(Excerpts from an interface dataset)

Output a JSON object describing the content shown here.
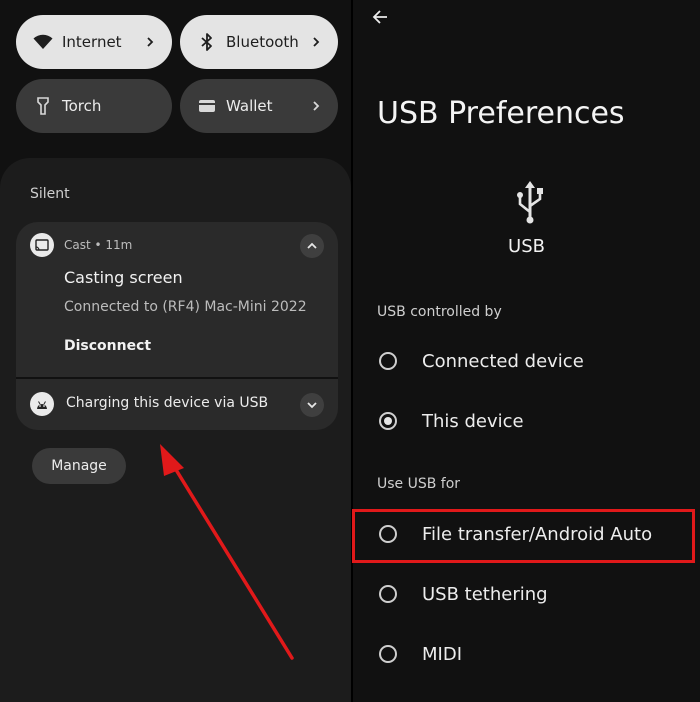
{
  "quick_settings": {
    "tiles": [
      {
        "label": "Internet",
        "icon": "wifi-icon",
        "state": "on",
        "has_chevron": true
      },
      {
        "label": "Bluetooth",
        "icon": "bluetooth-icon",
        "state": "on",
        "has_chevron": true
      },
      {
        "label": "Torch",
        "icon": "torch-icon",
        "state": "off",
        "has_chevron": false
      },
      {
        "label": "Wallet",
        "icon": "wallet-icon",
        "state": "off",
        "has_chevron": true
      }
    ]
  },
  "notifications": {
    "section_label": "Silent",
    "cast": {
      "meta": "Cast • 11m",
      "title": "Casting screen",
      "subtitle": "Connected to (RF4) Mac-Mini 2022",
      "action": "Disconnect"
    },
    "charging": {
      "title": "Charging this device via USB"
    },
    "manage_label": "Manage"
  },
  "usb_preferences": {
    "title": "USB Preferences",
    "icon": "usb-icon",
    "icon_label": "USB",
    "controlled_by": {
      "heading": "USB controlled by",
      "options": [
        {
          "label": "Connected device",
          "selected": false
        },
        {
          "label": "This device",
          "selected": true
        }
      ]
    },
    "use_for": {
      "heading": "Use USB for",
      "options": [
        {
          "label": "File transfer/Android Auto",
          "selected": false
        },
        {
          "label": "USB tethering",
          "selected": false
        },
        {
          "label": "MIDI",
          "selected": false
        }
      ]
    }
  },
  "annotations": {
    "accent_color": "#e1191a",
    "highlighted_option": "File transfer/Android Auto"
  }
}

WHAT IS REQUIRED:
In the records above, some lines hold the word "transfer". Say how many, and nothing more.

RESULT OF THE EXERCISE:
2